» WHAT YOU ARE ASKED TO DO:
Report how many lines in the records that follow have the word "xlabel" in them, giving the number and nothing more.

» ENTRIES SHOWN:
((

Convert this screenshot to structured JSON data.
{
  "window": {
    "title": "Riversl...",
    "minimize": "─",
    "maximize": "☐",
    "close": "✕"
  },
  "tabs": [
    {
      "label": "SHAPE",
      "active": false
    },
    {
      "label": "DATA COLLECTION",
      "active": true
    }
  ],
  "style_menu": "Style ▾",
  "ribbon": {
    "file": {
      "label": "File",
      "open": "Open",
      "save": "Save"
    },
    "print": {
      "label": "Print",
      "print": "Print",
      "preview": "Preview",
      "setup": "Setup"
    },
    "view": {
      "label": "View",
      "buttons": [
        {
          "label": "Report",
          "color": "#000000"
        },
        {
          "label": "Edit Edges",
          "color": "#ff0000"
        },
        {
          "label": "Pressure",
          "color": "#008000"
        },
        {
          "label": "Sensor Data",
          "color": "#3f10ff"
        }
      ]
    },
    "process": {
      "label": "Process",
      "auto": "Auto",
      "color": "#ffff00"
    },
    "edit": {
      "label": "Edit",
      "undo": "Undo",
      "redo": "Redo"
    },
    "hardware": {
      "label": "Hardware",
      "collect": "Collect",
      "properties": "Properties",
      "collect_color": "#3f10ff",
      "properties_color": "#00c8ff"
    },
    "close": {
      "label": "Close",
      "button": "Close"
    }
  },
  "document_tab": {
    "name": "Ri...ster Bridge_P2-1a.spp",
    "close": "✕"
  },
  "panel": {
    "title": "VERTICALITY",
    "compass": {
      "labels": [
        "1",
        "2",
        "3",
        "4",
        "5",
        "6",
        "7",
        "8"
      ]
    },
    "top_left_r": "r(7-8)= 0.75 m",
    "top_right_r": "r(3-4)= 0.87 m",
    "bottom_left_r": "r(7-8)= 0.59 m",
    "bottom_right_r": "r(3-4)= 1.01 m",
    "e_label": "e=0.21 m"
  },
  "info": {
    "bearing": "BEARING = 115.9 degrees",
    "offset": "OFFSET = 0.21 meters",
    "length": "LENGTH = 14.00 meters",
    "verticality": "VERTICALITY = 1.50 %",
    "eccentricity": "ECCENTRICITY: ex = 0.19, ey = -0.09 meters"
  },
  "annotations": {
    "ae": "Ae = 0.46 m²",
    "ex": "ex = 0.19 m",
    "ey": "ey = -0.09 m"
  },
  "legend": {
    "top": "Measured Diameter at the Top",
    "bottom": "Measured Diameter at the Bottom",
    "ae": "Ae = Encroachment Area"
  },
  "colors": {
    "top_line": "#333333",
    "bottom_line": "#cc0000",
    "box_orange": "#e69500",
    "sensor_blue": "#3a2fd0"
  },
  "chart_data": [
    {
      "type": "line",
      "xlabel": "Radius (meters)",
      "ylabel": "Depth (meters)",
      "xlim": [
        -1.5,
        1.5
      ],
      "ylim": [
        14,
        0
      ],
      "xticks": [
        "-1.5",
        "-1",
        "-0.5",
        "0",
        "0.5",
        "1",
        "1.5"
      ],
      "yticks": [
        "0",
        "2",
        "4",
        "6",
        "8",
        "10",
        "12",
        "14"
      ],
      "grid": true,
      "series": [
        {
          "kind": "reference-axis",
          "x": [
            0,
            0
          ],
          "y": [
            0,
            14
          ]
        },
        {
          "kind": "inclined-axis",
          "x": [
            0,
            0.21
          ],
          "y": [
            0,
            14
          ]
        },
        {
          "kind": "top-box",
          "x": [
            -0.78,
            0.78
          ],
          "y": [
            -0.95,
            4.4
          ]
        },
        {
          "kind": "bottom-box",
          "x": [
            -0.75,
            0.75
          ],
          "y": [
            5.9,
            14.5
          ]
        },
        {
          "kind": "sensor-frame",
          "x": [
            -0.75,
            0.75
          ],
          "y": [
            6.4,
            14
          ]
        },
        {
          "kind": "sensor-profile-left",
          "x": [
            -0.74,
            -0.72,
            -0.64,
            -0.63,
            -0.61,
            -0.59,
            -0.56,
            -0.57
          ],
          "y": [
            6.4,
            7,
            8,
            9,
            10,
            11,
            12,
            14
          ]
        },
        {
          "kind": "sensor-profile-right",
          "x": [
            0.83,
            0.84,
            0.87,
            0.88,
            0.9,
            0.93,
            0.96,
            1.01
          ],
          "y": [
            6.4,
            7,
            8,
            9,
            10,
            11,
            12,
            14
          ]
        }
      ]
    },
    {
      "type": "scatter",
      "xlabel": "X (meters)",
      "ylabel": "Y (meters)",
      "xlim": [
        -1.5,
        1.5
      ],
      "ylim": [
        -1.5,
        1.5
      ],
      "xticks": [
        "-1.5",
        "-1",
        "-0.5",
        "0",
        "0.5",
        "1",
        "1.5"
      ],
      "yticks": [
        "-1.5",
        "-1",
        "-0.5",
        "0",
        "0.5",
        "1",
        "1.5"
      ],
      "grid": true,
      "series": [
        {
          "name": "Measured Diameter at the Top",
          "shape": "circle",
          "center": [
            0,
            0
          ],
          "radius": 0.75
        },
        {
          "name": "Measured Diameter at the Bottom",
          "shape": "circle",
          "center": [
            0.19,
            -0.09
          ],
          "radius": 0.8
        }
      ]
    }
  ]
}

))
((

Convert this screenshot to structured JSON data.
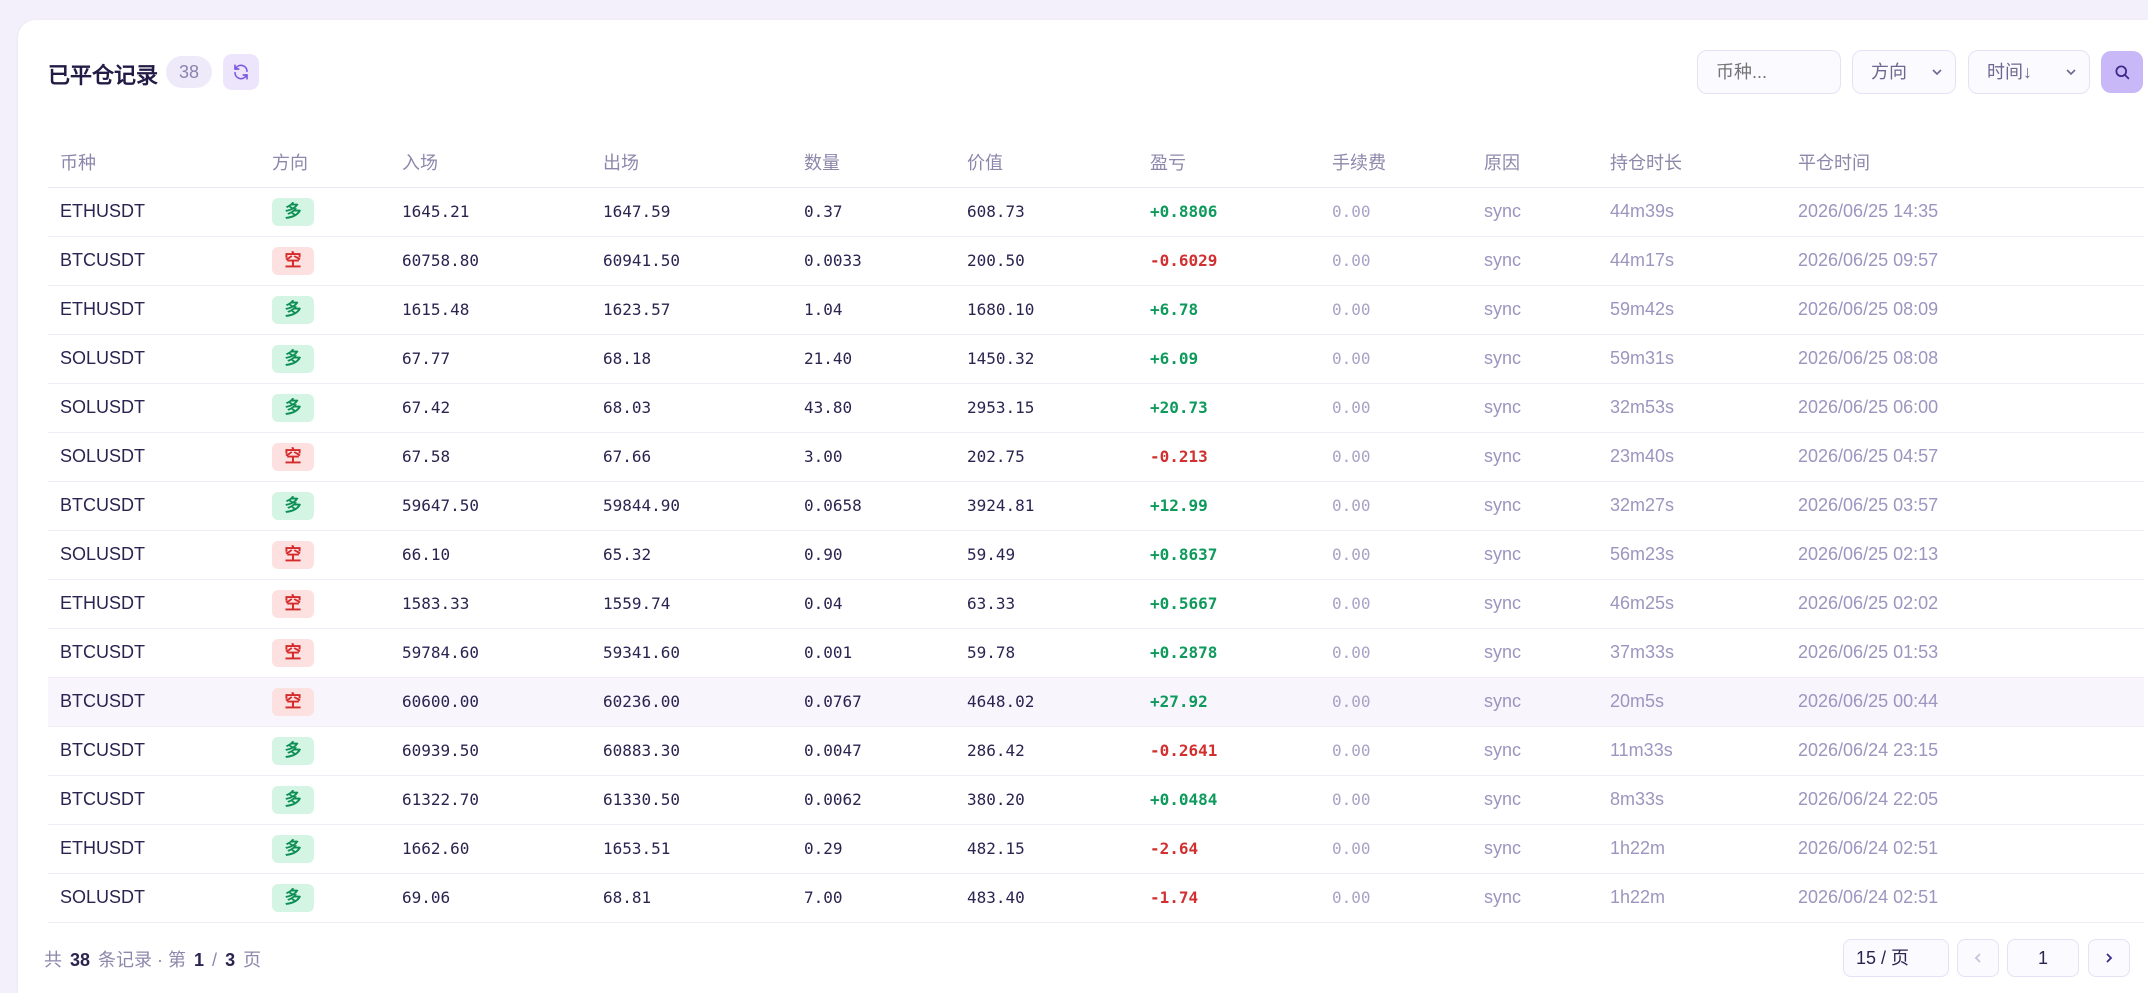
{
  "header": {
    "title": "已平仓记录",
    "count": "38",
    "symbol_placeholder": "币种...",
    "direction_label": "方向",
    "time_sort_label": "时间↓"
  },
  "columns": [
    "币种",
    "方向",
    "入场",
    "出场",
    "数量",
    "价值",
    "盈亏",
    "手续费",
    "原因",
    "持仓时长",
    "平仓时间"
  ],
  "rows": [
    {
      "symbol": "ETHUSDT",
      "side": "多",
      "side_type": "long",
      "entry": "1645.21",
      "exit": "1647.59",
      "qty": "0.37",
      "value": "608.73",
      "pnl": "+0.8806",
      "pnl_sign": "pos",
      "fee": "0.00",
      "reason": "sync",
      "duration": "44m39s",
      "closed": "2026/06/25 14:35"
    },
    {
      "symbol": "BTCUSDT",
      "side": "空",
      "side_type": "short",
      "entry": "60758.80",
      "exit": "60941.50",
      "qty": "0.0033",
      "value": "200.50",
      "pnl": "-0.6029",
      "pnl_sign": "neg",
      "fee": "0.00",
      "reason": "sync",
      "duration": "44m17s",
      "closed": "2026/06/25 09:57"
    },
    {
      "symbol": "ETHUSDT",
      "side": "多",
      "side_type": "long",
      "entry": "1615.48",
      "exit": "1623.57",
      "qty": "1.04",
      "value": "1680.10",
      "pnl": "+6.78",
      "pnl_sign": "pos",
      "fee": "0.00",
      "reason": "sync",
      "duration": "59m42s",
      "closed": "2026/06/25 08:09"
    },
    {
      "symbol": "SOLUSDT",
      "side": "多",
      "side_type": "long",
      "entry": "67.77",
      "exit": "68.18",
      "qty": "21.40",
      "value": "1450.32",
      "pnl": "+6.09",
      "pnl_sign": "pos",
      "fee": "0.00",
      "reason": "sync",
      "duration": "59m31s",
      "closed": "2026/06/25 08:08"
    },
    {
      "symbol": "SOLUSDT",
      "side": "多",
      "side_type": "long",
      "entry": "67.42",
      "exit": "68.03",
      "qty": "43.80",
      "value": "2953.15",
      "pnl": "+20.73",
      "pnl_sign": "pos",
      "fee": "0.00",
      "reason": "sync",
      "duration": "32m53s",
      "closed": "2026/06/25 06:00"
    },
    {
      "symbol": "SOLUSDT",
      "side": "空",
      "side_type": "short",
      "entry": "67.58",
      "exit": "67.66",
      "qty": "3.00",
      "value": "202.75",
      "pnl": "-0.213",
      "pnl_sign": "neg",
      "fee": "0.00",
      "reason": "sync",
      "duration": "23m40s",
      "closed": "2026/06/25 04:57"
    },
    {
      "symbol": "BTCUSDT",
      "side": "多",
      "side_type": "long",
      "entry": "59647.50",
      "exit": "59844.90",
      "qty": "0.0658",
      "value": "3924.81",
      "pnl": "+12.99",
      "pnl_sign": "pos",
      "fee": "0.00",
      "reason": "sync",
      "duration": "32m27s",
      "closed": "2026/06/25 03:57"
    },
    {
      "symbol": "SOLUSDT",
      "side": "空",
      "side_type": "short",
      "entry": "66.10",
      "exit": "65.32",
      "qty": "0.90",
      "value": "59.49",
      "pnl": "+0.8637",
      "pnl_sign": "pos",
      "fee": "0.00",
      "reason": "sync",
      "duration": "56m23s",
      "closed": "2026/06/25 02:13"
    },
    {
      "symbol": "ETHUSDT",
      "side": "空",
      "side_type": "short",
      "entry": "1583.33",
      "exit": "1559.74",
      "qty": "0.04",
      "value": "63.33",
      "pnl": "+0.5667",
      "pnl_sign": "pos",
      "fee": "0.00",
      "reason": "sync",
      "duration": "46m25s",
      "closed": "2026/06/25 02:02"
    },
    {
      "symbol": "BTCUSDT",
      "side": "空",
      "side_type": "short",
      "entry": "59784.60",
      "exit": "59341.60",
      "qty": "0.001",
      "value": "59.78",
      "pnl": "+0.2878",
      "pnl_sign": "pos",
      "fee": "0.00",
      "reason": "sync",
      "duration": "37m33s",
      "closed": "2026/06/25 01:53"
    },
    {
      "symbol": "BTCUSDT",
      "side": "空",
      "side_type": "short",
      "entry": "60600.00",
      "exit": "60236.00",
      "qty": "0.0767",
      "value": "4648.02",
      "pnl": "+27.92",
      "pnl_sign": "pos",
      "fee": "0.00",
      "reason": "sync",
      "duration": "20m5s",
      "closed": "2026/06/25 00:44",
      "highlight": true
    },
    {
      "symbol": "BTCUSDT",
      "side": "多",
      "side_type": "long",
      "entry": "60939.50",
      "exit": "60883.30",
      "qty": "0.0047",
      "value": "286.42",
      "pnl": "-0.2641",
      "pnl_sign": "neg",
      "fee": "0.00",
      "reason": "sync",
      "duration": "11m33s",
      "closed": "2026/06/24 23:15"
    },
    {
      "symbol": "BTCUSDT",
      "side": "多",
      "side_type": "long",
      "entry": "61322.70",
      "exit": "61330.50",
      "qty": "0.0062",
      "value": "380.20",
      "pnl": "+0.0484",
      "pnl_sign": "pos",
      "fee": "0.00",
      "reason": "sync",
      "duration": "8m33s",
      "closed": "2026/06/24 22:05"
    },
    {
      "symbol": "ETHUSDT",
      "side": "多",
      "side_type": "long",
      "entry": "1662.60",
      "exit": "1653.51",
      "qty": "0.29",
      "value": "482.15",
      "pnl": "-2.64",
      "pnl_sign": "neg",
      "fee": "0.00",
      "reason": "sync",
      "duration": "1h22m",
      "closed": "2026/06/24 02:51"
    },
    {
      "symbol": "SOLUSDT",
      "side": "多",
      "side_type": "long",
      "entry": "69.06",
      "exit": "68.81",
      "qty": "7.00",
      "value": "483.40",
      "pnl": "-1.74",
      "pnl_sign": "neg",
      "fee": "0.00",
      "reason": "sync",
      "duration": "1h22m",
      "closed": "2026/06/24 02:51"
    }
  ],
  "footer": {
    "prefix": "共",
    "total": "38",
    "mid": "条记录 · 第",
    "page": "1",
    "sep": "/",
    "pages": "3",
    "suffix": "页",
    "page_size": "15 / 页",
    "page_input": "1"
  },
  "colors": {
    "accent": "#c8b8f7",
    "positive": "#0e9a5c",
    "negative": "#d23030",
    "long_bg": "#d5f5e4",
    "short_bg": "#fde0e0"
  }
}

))

» SOLUTION FOR THIS EXERCISE:
2